Task brief
Scan the entries for "people". Every line that holds it is to be copied.

Exercise materials
------------------------------------------------------------------------
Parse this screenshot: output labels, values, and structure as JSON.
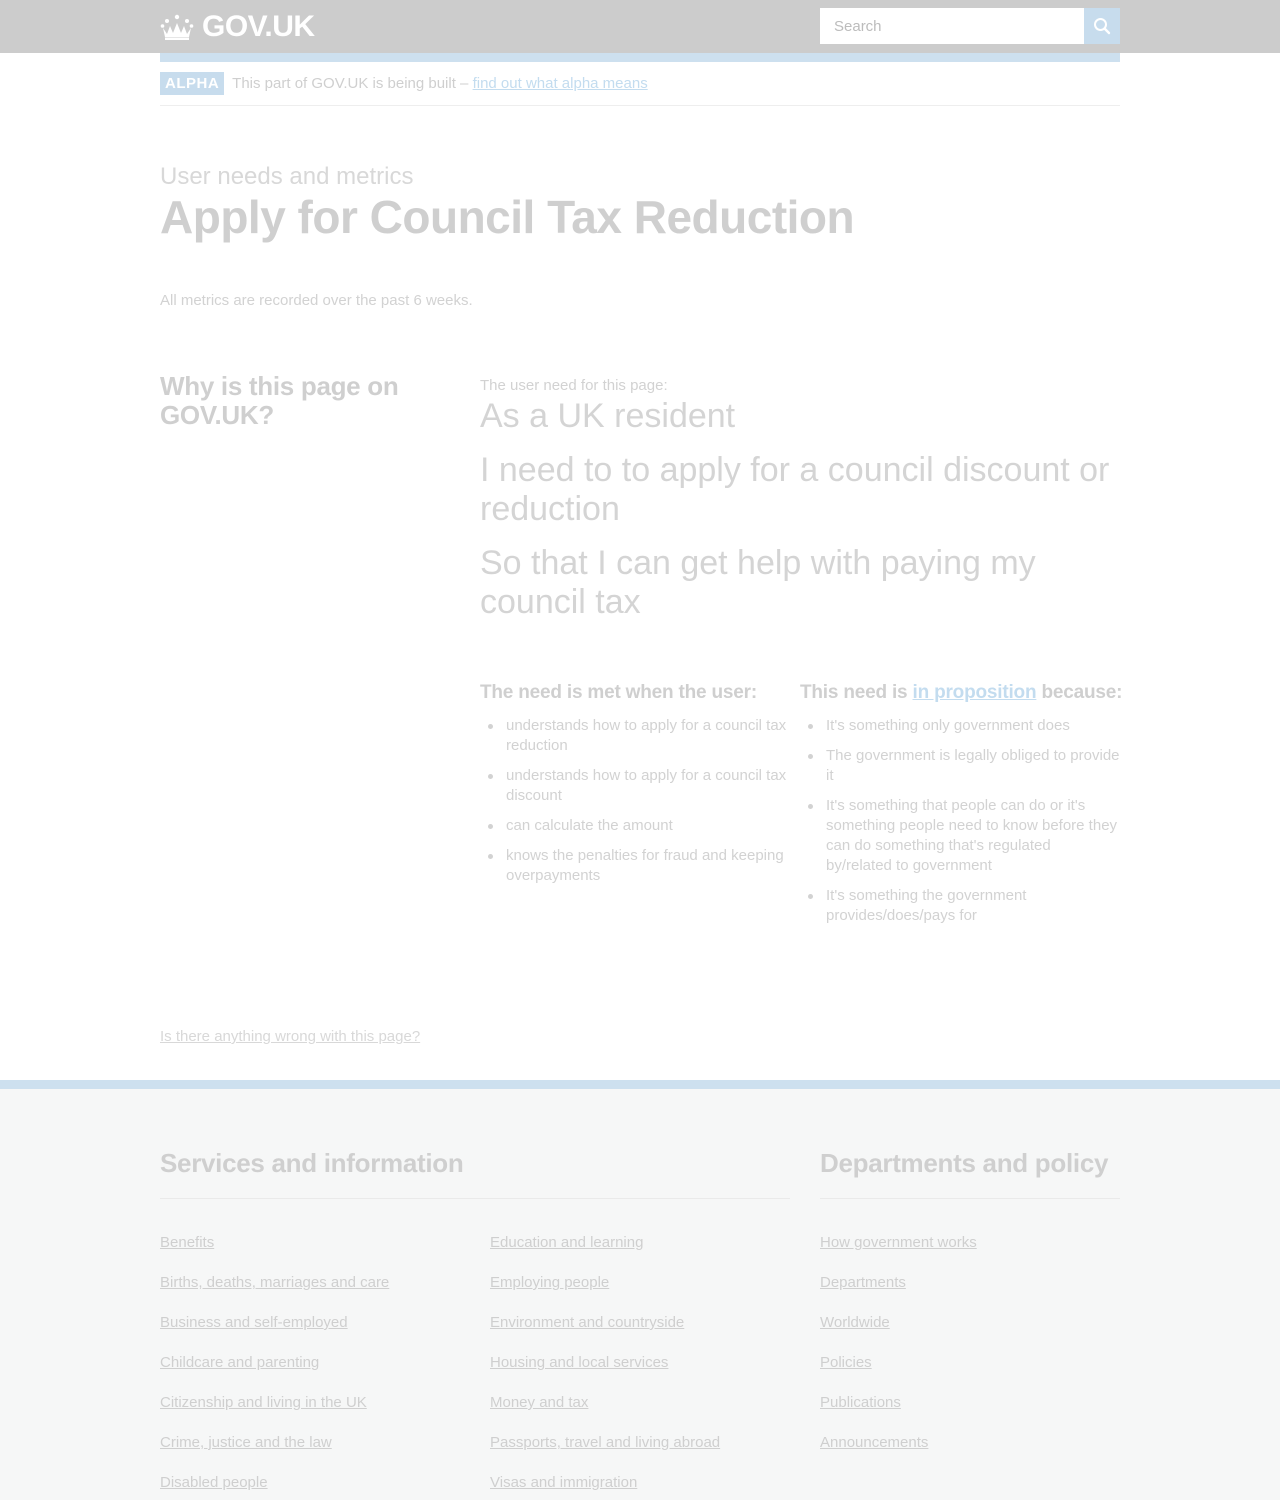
{
  "header": {
    "logo_text": "GOV.UK",
    "search_placeholder": "Search"
  },
  "phase_banner": {
    "tag": "ALPHA",
    "text": "This part of GOV.UK is being built – ",
    "link": "find out what alpha means"
  },
  "page": {
    "kicker": "User needs and metrics",
    "title": "Apply for Council Tax Reduction",
    "metrics_note": "All metrics are recorded over the past 6 weeks.",
    "why_heading": "Why is this page on GOV.UK?"
  },
  "user_need": {
    "label": "The user need for this page:",
    "as_a": "As a UK resident",
    "i_need": "I need to to apply for a council discount or reduction",
    "so_that": "So that I can get help with paying my council tax"
  },
  "met_when": {
    "heading": "The need is met when the user:",
    "items": [
      "understands how to apply for a council tax reduction",
      "understands how to apply for a council tax discount",
      "can calculate the amount",
      "knows the penalties for fraud and keeping overpayments"
    ]
  },
  "proposition": {
    "heading_prefix": "This need is ",
    "heading_link": "in proposition",
    "heading_suffix": " because:",
    "items": [
      "It's something only government does",
      "The government is legally obliged to provide it",
      "It's something that people can do or it's something people need to know before they can do something that's regulated by/related to government",
      "It's something the government provides/does/pays for"
    ]
  },
  "report_link": "Is there anything wrong with this page?",
  "footer": {
    "services_heading": "Services and information",
    "services_col1": [
      "Benefits",
      "Births, deaths, marriages and care",
      "Business and self-employed",
      "Childcare and parenting",
      "Citizenship and living in the UK",
      "Crime, justice and the law",
      "Disabled people"
    ],
    "services_col2": [
      "Education and learning",
      "Employing people",
      "Environment and countryside",
      "Housing and local services",
      "Money and tax",
      "Passports, travel and living abroad",
      "Visas and immigration"
    ],
    "departments_heading": "Departments and policy",
    "departments": [
      "How government works",
      "Departments",
      "Worldwide",
      "Policies",
      "Publications",
      "Announcements"
    ]
  },
  "colors": {
    "header_bg": "#cccccc",
    "accent_blue": "#cde0ef",
    "footer_bg": "#f6f7f7"
  }
}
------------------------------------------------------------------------
Output for this task
      "It's something that people can do or it's something people need to know before they can do something that's regulated by/related to government",
      "Disabled people"
      "Employing people",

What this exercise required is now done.